Crouthamel, B., Economou, N., Averback, S., Rible, R., Kully, G., Meckstroth, K., & Mody, S. (2022). Effect of paracervical block volume on pain control for dilation and aspiration: A randomized controlled trial. Obstetrics & Gynecology, 140(2), 234-242.

Glantz, J. C., & Shomento, S. (2001). Comparison of paracervical block techniques during first trimester pregnancy termination. International Journal of Gynecology & Obstetrics, 72, 171-8.

Hall, G., Ekblom, A., Persson, E., & Irestedt, L. (1997). Effects of prostaglandin treatment and paracervical blockade on postoperative pain in patients undergoing first trimester abortion in general anesthesia. Acta Obstetricia et Gynecologia Scandinavia, 76, 868-872.

Kan, A. S., Ng E. H., & Ho, P. C. (2004). The role and comparison of two techniques of paracervical block for pain relief during suction evacuation for first-trimester pregnancy termination. Contraception, 70, 159-163.

Lau, W. C., Lo, W. K., Tam, W. H., & Yuen, P. M. (1999). Paracervical anesthesia in outpatient hysteroscopy: A randomized double-blind placebo-controlled trial. BJOG: An International Journal of Obstetrics & Gynaecology,  106(4), 356-9.

Lazenby, G. B., Fogelson, N. S., & Aeby, T. (2009). Impact of paracervical block on postabortion pain in patients undergoing abortion under general anesthesia. Contraception, 80(6), 578-582.

O’Connell, K., Jones, H. E., Simon, M., Saporta, V., Paul, M., & Lichtenberg, E. S. (2009). First-trimester surgical abortion practices: A survey of National Abortion Federation members. Contraception, 79: 385–392.

Phair, N., Jensen, J. T., & Nichols, M. (2002). Paracervical block and elective abortion: The effect on pain of waiting between injection and procedure. American Journal of Obstetrics & Gynecology, 186, 1304-1307.

Renner, R.M., Jensen, J.T., Nichols, M.D., & Edelman, A. (2010). Pain control in first trimester surgical abortion: A systematic review of randomized controlled trials. Contraception, 81, 372-388.

Renner, R. M., Nichols, M. D., Jensen, J. T., Li, H., & Edelman, A. B. (2012). Paracervical block for pain control in first-trimester surgical abortion: A randomized controlled trial. Obstetrics & Gynecology, 119(5), 1030-1037.

Renner, R. M., Edelman, A. B., Nichols, M. D., Jensen, J. T., Lim J. Y., & Bednarek, P. H. (2016). Refining paracervical block techniques for pain control in first trimester surgical abortion: A randomized controlled noninferiority trial. Contraception, 95(5), 461-466.

Shaw, K.A., Lerma, K., Hughes, T., Hastings, C., Fok, W.K., & Blumenthal, P.D. (2021). A comparison of paracervical block volumes before osmotic dilator placement: A randomized controlled trial. Obstetrics & Gynecology, 138(3), 443-448.

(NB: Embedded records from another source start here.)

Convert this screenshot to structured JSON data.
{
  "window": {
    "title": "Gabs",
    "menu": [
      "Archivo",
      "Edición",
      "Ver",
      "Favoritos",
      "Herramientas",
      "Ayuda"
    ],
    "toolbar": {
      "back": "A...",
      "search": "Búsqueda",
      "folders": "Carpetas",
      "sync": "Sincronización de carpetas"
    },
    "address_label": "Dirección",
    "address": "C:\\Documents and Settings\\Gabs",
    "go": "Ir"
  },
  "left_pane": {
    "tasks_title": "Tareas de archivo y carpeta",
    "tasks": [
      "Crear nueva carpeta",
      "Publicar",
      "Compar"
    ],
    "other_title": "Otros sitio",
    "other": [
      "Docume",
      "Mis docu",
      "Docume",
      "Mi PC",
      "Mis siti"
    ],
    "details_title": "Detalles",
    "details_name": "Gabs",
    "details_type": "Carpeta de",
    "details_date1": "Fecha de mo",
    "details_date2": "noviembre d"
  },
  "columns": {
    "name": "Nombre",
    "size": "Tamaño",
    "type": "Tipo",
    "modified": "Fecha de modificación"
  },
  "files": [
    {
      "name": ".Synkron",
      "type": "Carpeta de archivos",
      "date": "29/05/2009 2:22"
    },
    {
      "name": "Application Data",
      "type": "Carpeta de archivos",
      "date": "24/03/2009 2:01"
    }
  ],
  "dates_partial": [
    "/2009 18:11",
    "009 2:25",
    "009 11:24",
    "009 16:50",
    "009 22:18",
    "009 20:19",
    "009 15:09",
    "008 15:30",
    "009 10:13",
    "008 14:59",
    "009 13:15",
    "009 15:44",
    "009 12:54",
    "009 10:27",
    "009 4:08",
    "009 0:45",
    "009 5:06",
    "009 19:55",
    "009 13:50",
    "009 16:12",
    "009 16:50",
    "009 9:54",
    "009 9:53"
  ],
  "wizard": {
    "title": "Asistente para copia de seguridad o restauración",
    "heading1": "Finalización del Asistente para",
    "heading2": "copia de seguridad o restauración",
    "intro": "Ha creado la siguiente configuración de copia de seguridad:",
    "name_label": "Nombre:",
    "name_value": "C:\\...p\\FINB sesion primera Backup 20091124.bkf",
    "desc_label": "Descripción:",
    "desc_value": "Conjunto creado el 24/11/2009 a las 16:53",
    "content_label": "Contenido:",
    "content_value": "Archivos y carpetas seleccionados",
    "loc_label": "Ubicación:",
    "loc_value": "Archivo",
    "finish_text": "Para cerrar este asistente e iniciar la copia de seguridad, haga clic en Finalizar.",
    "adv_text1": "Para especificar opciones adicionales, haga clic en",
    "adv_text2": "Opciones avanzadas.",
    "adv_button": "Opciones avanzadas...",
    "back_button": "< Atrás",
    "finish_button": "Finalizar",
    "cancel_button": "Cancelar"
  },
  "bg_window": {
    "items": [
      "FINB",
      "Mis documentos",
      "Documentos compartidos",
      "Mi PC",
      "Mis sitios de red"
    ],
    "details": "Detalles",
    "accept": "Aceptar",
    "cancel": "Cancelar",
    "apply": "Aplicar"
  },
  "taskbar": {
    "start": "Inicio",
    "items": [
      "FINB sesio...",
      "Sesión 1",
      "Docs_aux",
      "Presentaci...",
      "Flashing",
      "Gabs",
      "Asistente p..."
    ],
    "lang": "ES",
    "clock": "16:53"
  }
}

Soon, R., Tschann, M., Salcedo, J., Stevens, K., Ahn, H. J., & Kaneshiro, B. (2017). Paracervical block for laminaria insertion before second-trimester abortion: A randomized controlled trial. Obstetrics & Gynecology, 130, 387-392.

Tangsiriwatthana, T., Sangkomkamhang, U.S., Lumbiganon, P., & Laopaiboon, M. (2013). Paracervical local anesthesia for cervical dilatation and uterine intervention. Cochrane Database of Systematic Reviews, 9, CD005056.

Wiebe, E. R. (1992). Comparison of the efficacy of different local anesthetics and techniques of local anesthesia in therapeutic abortion. American Journal of Obstetrics & Gynecology, 167, 131-4.

Winkler, M., Wolters, S., Funk, A., & Rath, W. (1997). Second trimester abortion with vaginal gemeprost-improvement by paracervical anesthesia? Zentralblatt fur Gynakologie, 119, 621-624.

Wells, N. (1992). Reducing distress during abortion: A test of sensory information. Journal of Advanced Nursing, 17(9), 1050-1056.

Wong, C. Y., Ng, E. H., Ngai, S. W., & Ho, P. C. (2002). A randomized, double-blind, placebo-controlled study to investigate the use of conscious sedation in conjunction with paracervical block for reducing pain in termination of first trimester pregnancy by suction evacuation. Human Reproduction, 17, 1222-1225.

World Health Organization. (2022). Abortion care guideline. Geneva: World Health Organization.